Its proponents still refuse to confront realityby George Peretz / January 29, 2019 / Leave a comment
Photo: Han Yan/Xinhua News Agency/PA Images In the last 24 hours, a group of MPs representing different strands of opinion within the Conservative Party has put forward the “Malthouse Amendment” as a proposed way forward on Brexit. The amendment consists of a Plan A (a revised withdrawal agreement without the Ireland/Northern Ireland backstop) and a Plan B (a suggested way forward without a withdrawal agreement). Unfortunately, neither Plan A nor Plan B works. As for Plan A, the background is that the backstop negotiated between the EU and the UK seeks to fulfil the declared commitments of both sides to maintain an invisible Irish border. It does so by providing a fall-back if the EU and UK are unable to negotiate a final trade deal by the end of the transition period (now extendable to 2022 but not beyond), that enables the border to be kept open.
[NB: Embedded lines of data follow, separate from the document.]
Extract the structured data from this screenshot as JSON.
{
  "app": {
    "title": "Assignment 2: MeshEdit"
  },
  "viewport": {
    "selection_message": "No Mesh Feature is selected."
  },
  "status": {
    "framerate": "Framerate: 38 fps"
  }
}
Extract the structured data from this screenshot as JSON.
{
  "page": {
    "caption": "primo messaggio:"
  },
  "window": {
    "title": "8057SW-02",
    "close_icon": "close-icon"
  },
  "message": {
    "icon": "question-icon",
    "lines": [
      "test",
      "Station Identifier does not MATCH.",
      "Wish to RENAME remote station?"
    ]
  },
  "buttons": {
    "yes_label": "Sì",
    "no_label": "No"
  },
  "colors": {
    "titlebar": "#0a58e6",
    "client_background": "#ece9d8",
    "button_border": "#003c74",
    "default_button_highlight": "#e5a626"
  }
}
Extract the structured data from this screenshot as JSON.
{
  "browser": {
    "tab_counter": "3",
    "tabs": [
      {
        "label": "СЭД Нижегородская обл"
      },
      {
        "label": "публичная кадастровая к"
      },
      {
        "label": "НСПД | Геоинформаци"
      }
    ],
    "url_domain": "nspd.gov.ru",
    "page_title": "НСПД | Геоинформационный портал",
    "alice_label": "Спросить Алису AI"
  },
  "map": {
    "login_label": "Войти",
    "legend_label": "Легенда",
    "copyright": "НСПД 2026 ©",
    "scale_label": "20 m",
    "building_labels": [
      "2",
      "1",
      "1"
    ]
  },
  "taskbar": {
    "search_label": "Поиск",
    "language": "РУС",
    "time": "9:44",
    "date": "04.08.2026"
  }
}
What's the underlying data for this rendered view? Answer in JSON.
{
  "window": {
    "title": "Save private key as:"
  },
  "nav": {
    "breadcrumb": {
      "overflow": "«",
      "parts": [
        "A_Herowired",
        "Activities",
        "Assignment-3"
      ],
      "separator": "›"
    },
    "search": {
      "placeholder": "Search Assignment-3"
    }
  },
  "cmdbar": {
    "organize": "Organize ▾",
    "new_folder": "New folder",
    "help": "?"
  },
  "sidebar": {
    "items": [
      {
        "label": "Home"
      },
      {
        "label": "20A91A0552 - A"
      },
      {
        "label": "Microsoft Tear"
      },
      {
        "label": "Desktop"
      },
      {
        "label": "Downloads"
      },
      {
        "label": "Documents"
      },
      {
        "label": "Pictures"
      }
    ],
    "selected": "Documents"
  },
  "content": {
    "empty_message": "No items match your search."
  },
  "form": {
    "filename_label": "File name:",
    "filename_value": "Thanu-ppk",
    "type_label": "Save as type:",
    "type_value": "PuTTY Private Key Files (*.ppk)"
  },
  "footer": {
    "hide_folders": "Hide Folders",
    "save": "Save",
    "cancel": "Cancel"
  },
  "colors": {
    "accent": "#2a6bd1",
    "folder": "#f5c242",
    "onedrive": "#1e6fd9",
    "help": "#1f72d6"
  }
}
Controversially, it keeps Great Britain and Northern Ireland in a customs union with the EU and Northern Ireland (in effect) in large parts of the single market for goods. The backstop is expressed to be both temporary and in default of agreed alternative arrangements to keep the border invisible: and, as I argued in an earlier piece for Prospect, the detailed mechanisms in it should satisfy any politician who (a) genuinely believes that maintaining an invisible border is important and (b) genuinely believes that alternative arrangements, of a kind that meet both the UK’s and the EU’s reasonable requirements, can be made to secure an invisible border even in the absence of a customs union or strong regulatory alignment for goods. It is hard to see why the backstop is such a problem for politicians who claim to be believers in both those things. In any event, Plan A is touted as an alternative to the backstop. It cross-refers to a document hopefully entitled “A Better Deal,” which was produced by the pro-Brexit European Research Group and its knitting circle of selected trade advisers in December. This proposal aimed to replace the backstop with a somewhat “back of the envelope” annex (which could in any event be terminated after 10 years) providing for zero tariffs plus an agreement to agree on rules of origin, a general mutual recognition obligation, and a requirement that the UK and Ireland cooperate on technical solutions to avoid a hard border. Features of the “Better Deal” that made most trade experts somewhat dubious about its connection with reality included: the fact that “mutual recognition” turned out to mean, in effect, obtaining the benefits of being in the single market but without enforcement by the European courts; and the hope in technical solutions, which was—as the Northern Ireland Select Committee found after having heard lengthy evidence from experts from various countries on the question—hard to square with the existence of very visible borders even between the EU and the EFTA States (which are in the single market or, in the case of Switzerland, in it for goods for all practical purposes). As far as Ireland (and hence the EU) is concerned, this is not so much a backstop as a wish list: it is simply not a robust guarantee that a visible border will not turn out to be required. It is difficult, in analysing Brexit, to rule anything out as completely impossible: but the chance of any of this being remotely acceptable to the EU are vanishingly small. Plan B is supposed to be a strategy for a “no deal” Brexit: however, it is as optimistic and unconvincing as Dr Pangloss’s explanation of why the Lisbon earthquake was a Good Thing. The starting point is that, somehow, in order to “secure time,” the transitional period could be agreed in return for payment: but since the only legal basis for a transitional period is a withdrawal agreement under Article 50 entered into before Brexit day, and since this is supposed to be a plan for the world in which Brexit day has passed without a withdrawal agreement, it is impossible to see how this is supposed to be legally possible. Another element is to seek an “interim GATT XXIV compliant trading arrangement,” referring to the General Agreement on Tariffs and Trade that was a forerunner to the World Trade Organisation. But as former WTO staffer Peter Ungphakorn has explained, the concept of an “interim” GATT Article XXIV agreement is a red herring and offers no advantages over a “bare bones” free trade agreement of a kind that is far less comprehensive or useful than either EU/EEA membership or even a “Canada +++.” So what Plan B would really involve is leaving without a deal, reverting to WTO tariffs on goods and losing all the non-tariff-barrier benefits, in both goods and services, of being in the single market. It would mean suffering the extensive disruption a no deal Brexit would cause in all aspects of our national life from criminal law to security cooperation to economic damage, with the hope of agreeing a “bare bones” trade deal at some point followed by a more comprehensive trade deal at a final point. That is not obviously an attractive outcome for businesses or individuals. The Malthouse Plan is apparently being presented as a compromise. However, it is hard to see how it is a compromise between anything other than different elements of the Conservative Party. It is not much of a compromise with reality.